It's really hard to balance the game around more than 6 factions. This has been discussed before. Right now, the factions are set.

06-30-2014, 01:14 PM
It's really hard to balance the game around more than 6 factions. This has been discussed before. Right now, the factions are set.

this game has absolutely no balance....it would not matter if it becomes even more unbalalnced

I know what has been discussed.... that is just an excuse for them to do less work

06-30-2014, 01:49 PM
We wont see another faction anytime soon, this is confirmed and people should learn to deal with it.

We currently have 6 factions in the game, all of them are actually supposed to have a unique playstyle. Sure, this is not the case, especially in standard and the phsilosophy changes of Sanctuary and Haven which hurt them in a way that they cant compete at the highest level. I hope this will be changed with the next set Griffin Bane.

Achieving balance while giving each faction a unique playstyle is very difficult and this should be obvious even to the biggest critic. The lack of a better balance is already causing enough frustration among the playerbase. Now by the logic of the great ulpsz, the design team should simply throw in another faction to make things even worse (you cant possibly expect things will get magically better with introducing another faction, right?) and cause even MORE frustration and we will have even less players. I cannot even fathom how someone can fail to see this.

Dont get me wrong, i would love to see more factions, but i will gladly trade it for a game with 6 better balanced factions.
Sorry for the off topic.

As for the topic, i actually like to read more history/background stories, so pls keep them coming :)

07-01-2014, 10:01 PM
If I remember correctly, the main problems that prevents the insertion of new factions in the game are neither balance nor introduction
of new specific game mechanics, but the further dilution of the cards of every faction in the current standard pack size, and then the
increased size of any future expansion, resulting in long delays for art, development and testing :eek:

07-02-2014, 10:56 PM
and cause even MORE frustration and we will have even less players. I cannot even fathom how someone can fail to see this.

this is allready happening for a long time now...

wonder how you fail to see this??

diversity in chaos makes chaos more bearable - the logic of grat ulpsz:p

now on a more serious note...the devs have clarley demonstrated that they can t ballance this game properley..

so betetr ballance - this will never happen..

at least heaving all factions ingame would make things much more fun..which is the point of a game after all isn't it ???...not that stupid competitive e sport **** that makes you nerds fell so special

09-08-2014, 08:11 PM
ulpsz is right. Am a lore-fanatic and epic fight between angels and faceless cannot be demonstrated by a fight between haven and any other faction other than dungeon
No player quits because sanctuary is weak, they just play other factions and also try ways to make sanctuary better.With this diversity in play styles inferno will always have high attack and haven high retaliation. s7 unbalanced factions is far better than 6 unbalanced factions. Trust my word with the diversity and uniqueness of doc factions,all factions would never be belanced, Mark my word guys who supported laziness of devs
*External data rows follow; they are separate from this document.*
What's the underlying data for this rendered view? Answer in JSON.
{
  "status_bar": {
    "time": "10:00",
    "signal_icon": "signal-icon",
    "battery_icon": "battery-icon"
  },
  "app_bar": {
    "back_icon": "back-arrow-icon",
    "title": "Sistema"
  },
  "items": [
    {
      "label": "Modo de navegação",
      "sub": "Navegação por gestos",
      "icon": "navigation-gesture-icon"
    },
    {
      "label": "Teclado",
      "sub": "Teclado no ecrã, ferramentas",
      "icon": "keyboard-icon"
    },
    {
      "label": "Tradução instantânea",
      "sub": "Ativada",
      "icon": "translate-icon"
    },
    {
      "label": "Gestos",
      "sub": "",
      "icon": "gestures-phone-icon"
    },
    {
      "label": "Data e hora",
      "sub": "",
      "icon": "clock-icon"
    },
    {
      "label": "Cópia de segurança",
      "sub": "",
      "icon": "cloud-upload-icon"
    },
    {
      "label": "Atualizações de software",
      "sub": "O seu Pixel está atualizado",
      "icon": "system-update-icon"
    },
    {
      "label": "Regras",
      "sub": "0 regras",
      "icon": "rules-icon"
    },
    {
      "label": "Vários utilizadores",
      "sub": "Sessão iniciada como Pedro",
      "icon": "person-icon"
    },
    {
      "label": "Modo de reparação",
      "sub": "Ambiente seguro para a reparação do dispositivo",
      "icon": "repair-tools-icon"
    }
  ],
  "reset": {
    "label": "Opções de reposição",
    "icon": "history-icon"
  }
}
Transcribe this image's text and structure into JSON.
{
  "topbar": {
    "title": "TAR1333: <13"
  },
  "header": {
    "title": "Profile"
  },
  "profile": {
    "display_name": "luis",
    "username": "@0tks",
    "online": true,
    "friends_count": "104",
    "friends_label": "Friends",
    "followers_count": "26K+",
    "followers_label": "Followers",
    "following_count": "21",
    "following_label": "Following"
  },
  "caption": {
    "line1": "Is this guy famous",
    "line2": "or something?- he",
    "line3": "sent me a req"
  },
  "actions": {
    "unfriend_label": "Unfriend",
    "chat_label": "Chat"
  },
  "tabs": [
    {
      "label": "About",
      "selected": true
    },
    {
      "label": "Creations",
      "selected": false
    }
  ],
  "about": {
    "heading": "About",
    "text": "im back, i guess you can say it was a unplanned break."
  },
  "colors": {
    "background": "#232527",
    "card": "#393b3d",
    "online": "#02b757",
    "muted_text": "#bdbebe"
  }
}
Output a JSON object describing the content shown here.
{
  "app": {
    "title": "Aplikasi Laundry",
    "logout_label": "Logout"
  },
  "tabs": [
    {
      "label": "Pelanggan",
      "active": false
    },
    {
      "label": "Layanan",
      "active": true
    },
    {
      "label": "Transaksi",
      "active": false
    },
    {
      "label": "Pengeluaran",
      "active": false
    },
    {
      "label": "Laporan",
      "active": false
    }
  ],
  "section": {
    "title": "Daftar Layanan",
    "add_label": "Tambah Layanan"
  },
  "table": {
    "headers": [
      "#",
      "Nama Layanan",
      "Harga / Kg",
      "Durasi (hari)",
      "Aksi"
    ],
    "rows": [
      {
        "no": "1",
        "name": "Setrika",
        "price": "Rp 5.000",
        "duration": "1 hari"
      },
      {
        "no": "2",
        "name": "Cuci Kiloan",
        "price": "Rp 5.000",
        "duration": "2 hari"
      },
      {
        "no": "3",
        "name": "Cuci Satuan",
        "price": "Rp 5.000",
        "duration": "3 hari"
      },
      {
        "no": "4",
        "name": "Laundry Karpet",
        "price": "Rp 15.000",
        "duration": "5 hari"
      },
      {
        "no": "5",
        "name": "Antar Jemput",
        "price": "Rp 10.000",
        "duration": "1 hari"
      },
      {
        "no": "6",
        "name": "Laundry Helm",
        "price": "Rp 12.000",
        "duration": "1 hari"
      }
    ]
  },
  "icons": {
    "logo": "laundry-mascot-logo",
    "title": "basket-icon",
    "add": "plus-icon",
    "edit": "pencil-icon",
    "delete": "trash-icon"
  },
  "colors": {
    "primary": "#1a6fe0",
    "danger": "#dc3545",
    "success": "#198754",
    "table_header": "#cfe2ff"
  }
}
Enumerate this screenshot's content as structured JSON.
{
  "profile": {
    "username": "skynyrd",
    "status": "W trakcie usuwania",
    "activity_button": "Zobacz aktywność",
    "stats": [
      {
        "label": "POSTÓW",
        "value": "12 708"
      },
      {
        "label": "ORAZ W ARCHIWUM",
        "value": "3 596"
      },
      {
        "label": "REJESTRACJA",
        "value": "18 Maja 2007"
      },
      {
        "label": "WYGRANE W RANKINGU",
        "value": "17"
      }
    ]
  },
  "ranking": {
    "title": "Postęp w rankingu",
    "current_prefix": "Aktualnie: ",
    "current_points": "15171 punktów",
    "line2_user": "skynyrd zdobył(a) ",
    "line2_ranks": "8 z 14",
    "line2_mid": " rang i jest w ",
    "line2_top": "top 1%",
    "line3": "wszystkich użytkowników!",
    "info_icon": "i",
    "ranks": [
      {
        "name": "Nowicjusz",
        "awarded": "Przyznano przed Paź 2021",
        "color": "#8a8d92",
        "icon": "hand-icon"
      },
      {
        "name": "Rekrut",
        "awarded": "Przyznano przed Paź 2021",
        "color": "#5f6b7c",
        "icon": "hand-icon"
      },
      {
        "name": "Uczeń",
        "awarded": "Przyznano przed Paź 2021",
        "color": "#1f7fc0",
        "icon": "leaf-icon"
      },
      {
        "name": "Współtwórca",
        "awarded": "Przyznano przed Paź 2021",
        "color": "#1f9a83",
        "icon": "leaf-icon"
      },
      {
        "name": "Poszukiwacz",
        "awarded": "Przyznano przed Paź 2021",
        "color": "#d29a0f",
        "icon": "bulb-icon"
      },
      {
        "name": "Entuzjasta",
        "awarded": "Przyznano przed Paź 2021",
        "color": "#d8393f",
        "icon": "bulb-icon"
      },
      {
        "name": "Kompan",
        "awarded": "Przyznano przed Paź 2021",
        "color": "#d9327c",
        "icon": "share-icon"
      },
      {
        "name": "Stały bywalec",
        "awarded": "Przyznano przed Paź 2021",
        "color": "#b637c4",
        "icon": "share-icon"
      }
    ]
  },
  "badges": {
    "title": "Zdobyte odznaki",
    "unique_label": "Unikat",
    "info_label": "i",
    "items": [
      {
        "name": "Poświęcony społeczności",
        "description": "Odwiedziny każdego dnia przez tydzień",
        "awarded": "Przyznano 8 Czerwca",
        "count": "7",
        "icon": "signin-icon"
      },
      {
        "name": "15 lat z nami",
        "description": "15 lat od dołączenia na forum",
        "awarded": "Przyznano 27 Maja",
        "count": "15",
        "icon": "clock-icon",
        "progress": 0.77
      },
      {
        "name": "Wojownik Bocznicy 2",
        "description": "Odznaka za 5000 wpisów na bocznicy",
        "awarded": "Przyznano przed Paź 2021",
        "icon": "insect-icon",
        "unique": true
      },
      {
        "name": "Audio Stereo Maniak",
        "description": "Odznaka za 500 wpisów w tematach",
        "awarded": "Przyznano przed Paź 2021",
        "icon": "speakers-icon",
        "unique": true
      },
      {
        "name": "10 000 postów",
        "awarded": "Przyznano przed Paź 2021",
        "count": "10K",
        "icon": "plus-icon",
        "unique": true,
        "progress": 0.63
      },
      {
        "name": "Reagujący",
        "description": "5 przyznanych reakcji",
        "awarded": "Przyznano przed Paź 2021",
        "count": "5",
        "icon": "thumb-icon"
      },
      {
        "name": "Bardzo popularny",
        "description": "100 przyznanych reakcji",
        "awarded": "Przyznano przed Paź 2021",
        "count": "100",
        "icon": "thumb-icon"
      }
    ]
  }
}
09-09-2014, 02:57 AM
They could make a new kind of pack for new factions, that would earn some money for them and thatīs all, no problem. Faction mechanics are easy to design, they have experienced people working on that every new expansion, I donīt see the problem with a new faction.

btw this lore is a bit different than homm6, wasnīt toghrul defeated (and killed) in the tutorial by slava? Well I guess orcs are always so op in doc that they even change the lore to keep them alive :P

09-09-2014, 06:28 AM
If you want to add new factions, you must create 91 new cards for that faction (now each faction have exactly 91 cards). So I don't think, that developers may add new faction by expansion. Maybe they add new faction by BS3.

btw this lore is a bit different than homm6, wasnīt toghrul defeated (and killed) in the tutorial by slava? Well I guess orcs are always so op in doc that they even change the lore to keep them alive :P
Toghrul was defeated. But he reborned in Sheogh then:)